Work instructions
What is needed is an exact copy of all the entries.

Exercise input
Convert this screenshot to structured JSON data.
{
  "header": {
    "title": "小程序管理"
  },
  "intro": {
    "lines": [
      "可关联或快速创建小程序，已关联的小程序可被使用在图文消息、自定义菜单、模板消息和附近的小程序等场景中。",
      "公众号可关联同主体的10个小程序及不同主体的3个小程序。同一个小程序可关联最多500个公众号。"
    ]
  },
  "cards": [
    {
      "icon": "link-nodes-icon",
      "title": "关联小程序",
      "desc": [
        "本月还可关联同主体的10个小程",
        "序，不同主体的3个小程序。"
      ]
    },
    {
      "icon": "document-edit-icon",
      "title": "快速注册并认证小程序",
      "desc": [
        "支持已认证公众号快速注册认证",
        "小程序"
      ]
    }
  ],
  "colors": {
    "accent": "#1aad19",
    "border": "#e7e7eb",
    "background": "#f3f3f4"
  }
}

Answer to this exercise
Convert this screenshot to structured JSON data.
{
  "header": {
    "title": "小程序管理"
  },
  "intro": {
    "lines": [
      "可关联或快速创建小程序，已关联的小程序可被使用在图文消息、自定义菜单、模板消息和附近的小程序等场景中。",
      "公众号可关联同主体的10个小程序及不同主体的3个小程序。同一个小程序可关联最多500个公众号。"
    ]
  },
  "cards": [
    {
      "icon": "link-nodes-icon",
      "title": "关联小程序",
      "desc": [
        "本月还可关联同主体的10个小程",
        "序，不同主体的3个小程序。"
      ]
    },
    {
      "icon": "document-edit-icon",
      "title": "快速注册并认证小程序",
      "desc": [
        "支持已认证公众号快速注册认证",
        "小程序"
      ]
    }
  ],
  "colors": {
    "accent": "#1aad19",
    "border": "#e7e7eb",
    "background": "#f3f3f4"
  }
}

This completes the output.